*** Information given Section Begins ***

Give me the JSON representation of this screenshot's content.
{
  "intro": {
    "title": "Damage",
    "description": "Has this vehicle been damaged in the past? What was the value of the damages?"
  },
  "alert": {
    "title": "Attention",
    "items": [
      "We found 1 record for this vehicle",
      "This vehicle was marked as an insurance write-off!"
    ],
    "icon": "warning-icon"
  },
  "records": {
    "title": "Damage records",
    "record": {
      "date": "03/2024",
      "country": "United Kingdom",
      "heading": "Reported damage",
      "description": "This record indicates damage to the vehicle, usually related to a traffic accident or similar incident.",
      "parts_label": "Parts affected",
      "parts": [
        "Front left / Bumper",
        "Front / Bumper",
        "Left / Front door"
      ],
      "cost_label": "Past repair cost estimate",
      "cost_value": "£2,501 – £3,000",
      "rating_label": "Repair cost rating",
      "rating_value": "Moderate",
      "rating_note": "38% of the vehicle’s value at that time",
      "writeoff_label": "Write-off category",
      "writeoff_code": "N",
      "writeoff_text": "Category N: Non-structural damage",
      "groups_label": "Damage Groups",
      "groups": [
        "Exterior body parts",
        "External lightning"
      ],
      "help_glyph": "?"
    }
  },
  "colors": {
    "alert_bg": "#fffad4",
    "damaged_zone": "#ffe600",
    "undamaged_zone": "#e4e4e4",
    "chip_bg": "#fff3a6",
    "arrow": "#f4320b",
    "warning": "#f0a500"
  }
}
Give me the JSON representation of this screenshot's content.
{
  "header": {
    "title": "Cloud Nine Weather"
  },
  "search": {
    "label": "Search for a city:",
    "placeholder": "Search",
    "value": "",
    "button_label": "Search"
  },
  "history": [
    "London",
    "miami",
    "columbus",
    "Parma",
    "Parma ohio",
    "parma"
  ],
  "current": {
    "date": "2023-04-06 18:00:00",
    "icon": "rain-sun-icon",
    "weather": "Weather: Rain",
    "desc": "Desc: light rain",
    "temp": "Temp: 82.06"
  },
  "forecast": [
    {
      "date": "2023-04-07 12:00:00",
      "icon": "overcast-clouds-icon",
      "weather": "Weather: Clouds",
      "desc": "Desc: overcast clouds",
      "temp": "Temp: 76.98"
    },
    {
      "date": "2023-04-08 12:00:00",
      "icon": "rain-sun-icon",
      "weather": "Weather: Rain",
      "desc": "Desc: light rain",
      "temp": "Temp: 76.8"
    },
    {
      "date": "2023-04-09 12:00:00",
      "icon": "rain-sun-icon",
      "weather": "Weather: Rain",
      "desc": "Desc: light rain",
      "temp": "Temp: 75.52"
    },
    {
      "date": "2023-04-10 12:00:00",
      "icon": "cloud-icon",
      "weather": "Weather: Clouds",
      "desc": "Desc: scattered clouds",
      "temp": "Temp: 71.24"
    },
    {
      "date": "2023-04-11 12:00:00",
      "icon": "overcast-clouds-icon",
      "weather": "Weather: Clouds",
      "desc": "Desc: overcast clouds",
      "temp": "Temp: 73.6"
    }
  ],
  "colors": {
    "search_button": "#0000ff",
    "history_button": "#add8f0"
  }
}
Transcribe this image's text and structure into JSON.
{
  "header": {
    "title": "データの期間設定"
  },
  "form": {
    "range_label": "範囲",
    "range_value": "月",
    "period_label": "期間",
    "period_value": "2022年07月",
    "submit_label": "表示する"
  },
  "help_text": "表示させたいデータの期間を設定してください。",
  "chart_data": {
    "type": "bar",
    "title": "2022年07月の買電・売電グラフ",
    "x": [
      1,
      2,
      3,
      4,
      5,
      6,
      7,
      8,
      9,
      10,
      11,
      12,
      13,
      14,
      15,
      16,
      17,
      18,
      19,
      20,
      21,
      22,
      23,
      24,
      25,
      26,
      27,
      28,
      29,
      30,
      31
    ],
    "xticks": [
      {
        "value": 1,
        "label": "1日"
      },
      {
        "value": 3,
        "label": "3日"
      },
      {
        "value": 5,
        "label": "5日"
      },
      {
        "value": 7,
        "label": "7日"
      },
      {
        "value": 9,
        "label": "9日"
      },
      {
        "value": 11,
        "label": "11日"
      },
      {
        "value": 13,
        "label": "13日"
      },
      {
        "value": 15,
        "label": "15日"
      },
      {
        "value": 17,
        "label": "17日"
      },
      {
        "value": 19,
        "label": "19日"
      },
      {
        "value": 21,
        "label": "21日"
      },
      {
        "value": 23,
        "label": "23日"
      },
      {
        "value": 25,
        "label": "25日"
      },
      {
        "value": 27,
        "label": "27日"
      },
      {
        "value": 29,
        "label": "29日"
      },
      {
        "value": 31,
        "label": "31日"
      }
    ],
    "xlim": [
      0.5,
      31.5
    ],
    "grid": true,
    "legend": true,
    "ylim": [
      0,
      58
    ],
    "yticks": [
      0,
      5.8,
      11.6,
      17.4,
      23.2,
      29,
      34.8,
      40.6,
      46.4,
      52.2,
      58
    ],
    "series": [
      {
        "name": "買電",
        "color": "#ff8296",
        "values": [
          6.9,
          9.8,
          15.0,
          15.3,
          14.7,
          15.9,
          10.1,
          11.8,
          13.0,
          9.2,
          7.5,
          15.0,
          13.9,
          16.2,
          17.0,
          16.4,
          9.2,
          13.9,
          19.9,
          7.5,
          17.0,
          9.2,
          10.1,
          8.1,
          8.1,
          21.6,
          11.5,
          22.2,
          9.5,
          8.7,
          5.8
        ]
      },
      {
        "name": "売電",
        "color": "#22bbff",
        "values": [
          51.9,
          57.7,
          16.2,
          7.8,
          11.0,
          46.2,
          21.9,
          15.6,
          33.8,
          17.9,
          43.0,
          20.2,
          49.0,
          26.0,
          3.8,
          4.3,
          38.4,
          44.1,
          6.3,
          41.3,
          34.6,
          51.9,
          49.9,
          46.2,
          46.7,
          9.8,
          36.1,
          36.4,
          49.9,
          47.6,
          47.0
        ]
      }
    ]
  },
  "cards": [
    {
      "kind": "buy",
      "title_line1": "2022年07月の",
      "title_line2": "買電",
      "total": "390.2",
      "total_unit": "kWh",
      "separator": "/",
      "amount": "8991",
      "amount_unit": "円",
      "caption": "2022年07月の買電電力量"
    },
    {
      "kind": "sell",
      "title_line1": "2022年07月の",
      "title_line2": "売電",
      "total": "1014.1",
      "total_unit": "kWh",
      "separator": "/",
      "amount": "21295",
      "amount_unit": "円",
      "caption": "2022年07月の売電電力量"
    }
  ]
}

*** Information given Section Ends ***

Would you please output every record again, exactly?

§ **The completed task**
Give me the JSON representation of this screenshot's content.
{
  "intro": {
    "title": "Damage",
    "description": "Has this vehicle been damaged in the past? What was the value of the damages?"
  },
  "alert": {
    "title": "Attention",
    "items": [
      "We found 1 record for this vehicle",
      "This vehicle was marked as an insurance write-off!"
    ],
    "icon": "warning-icon"
  },
  "records": {
    "title": "Damage records",
    "record": {
      "date": "03/2024",
      "country": "United Kingdom",
      "heading": "Reported damage",
      "description": "This record indicates damage to the vehicle, usually related to a traffic accident or similar incident.",
      "parts_label": "Parts affected",
      "parts": [
        "Front left / Bumper",
        "Front / Bumper",
        "Left / Front door"
      ],
      "cost_label": "Past repair cost estimate",
      "cost_value": "£2,501 – £3,000",
      "rating_label": "Repair cost rating",
      "rating_value": "Moderate",
      "rating_note": "38% of the vehicle’s value at that time",
      "writeoff_label": "Write-off category",
      "writeoff_code": "N",
      "writeoff_text": "Category N: Non-structural damage",
      "groups_label": "Damage Groups",
      "groups": [
        "Exterior body parts",
        "External lightning"
      ],
      "help_glyph": "?"
    }
  },
  "colors": {
    "alert_bg": "#fffad4",
    "damaged_zone": "#ffe600",
    "undamaged_zone": "#e4e4e4",
    "chip_bg": "#fff3a6",
    "arrow": "#f4320b",
    "warning": "#f0a500"
  }
}
Give me the JSON representation of this screenshot's content.
{
  "header": {
    "title": "Cloud Nine Weather"
  },
  "search": {
    "label": "Search for a city:",
    "placeholder": "Search",
    "value": "",
    "button_label": "Search"
  },
  "history": [
    "London",
    "miami",
    "columbus",
    "Parma",
    "Parma ohio",
    "parma"
  ],
  "current": {
    "date": "2023-04-06 18:00:00",
    "icon": "rain-sun-icon",
    "weather": "Weather: Rain",
    "desc": "Desc: light rain",
    "temp": "Temp: 82.06"
  },
  "forecast": [
    {
      "date": "2023-04-07 12:00:00",
      "icon": "overcast-clouds-icon",
      "weather": "Weather: Clouds",
      "desc": "Desc: overcast clouds",
      "temp": "Temp: 76.98"
    },
    {
      "date": "2023-04-08 12:00:00",
      "icon": "rain-sun-icon",
      "weather": "Weather: Rain",
      "desc": "Desc: light rain",
      "temp": "Temp: 76.8"
    },
    {
      "date": "2023-04-09 12:00:00",
      "icon": "rain-sun-icon",
      "weather": "Weather: Rain",
      "desc": "Desc: light rain",
      "temp": "Temp: 75.52"
    },
    {
      "date": "2023-04-10 12:00:00",
      "icon": "cloud-icon",
      "weather": "Weather: Clouds",
      "desc": "Desc: scattered clouds",
      "temp": "Temp: 71.24"
    },
    {
      "date": "2023-04-11 12:00:00",
      "icon": "overcast-clouds-icon",
      "weather": "Weather: Clouds",
      "desc": "Desc: overcast clouds",
      "temp": "Temp: 73.6"
    }
  ],
  "colors": {
    "search_button": "#0000ff",
    "history_button": "#add8f0"
  }
}
Transcribe this image's text and structure into JSON.
{
  "header": {
    "title": "データの期間設定"
  },
  "form": {
    "range_label": "範囲",
    "range_value": "月",
    "period_label": "期間",
    "period_value": "2022年07月",
    "submit_label": "表示する"
  },
  "help_text": "表示させたいデータの期間を設定してください。",
  "chart_data": {
    "type": "bar",
    "title": "2022年07月の買電・売電グラフ",
    "x": [
      1,
      2,
      3,
      4,
      5,
      6,
      7,
      8,
      9,
      10,
      11,
      12,
      13,
      14,
      15,
      16,
      17,
      18,
      19,
      20,
      21,
      22,
      23,
      24,
      25,
      26,
      27,
      28,
      29,
      30,
      31
    ],
    "xticks": [
      {
        "value": 1,
        "label": "1日"
      },
      {
        "value": 3,
        "label": "3日"
      },
      {
        "value": 5,
        "label": "5日"
      },
      {
        "value": 7,
        "label": "7日"
      },
      {
        "value": 9,
        "label": "9日"
      },
      {
        "value": 11,
        "label": "11日"
      },
      {
        "value": 13,
        "label": "13日"
      },
      {
        "value": 15,
        "label": "15日"
      },
      {
        "value": 17,
        "label": "17日"
      },
      {
        "value": 19,
        "label": "19日"
      },
      {
        "value": 21,
        "label": "21日"
      },
      {
        "value": 23,
        "label": "23日"
      },
      {
        "value": 25,
        "label": "25日"
      },
      {
        "value": 27,
        "label": "27日"
      },
      {
        "value": 29,
        "label": "29日"
      },
      {
        "value": 31,
        "label": "31日"
      }
    ],
    "xlim": [
      0.5,
      31.5
    ],
    "grid": true,
    "legend": true,
    "ylim": [
      0,
      58
    ],
    "yticks": [
      0,
      5.8,
      11.6,
      17.4,
      23.2,
      29,
      34.8,
      40.6,
      46.4,
      52.2,
      58
    ],
    "series": [
      {
        "name": "買電",
        "color": "#ff8296",
        "values": [
          6.9,
          9.8,
          15.0,
          15.3,
          14.7,
          15.9,
          10.1,
          11.8,
          13.0,
          9.2,
          7.5,
          15.0,
          13.9,
          16.2,
          17.0,
          16.4,
          9.2,
          13.9,
          19.9,
          7.5,
          17.0,
          9.2,
          10.1,
          8.1,
          8.1,
          21.6,
          11.5,
          22.2,
          9.5,
          8.7,
          5.8
        ]
      },
      {
        "name": "売電",
        "color": "#22bbff",
        "values": [
          51.9,
          57.7,
          16.2,
          7.8,
          11.0,
          46.2,
          21.9,
          15.6,
          33.8,
          17.9,
          43.0,
          20.2,
          49.0,
          26.0,
          3.8,
          4.3,
          38.4,
          44.1,
          6.3,
          41.3,
          34.6,
          51.9,
          49.9,
          46.2,
          46.7,
          9.8,
          36.1,
          36.4,
          49.9,
          47.6,
          47.0
        ]
      }
    ]
  },
  "cards": [
    {
      "kind": "buy",
      "title_line1": "2022年07月の",
      "title_line2": "買電",
      "total": "390.2",
      "total_unit": "kWh",
      "separator": "/",
      "amount": "8991",
      "amount_unit": "円",
      "caption": "2022年07月の買電電力量"
    },
    {
      "kind": "sell",
      "title_line1": "2022年07月の",
      "title_line2": "売電",
      "total": "1014.1",
      "total_unit": "kWh",
      "separator": "/",
      "amount": "21295",
      "amount_unit": "円",
      "caption": "2022年07月の売電電力量"
    }
  ]
}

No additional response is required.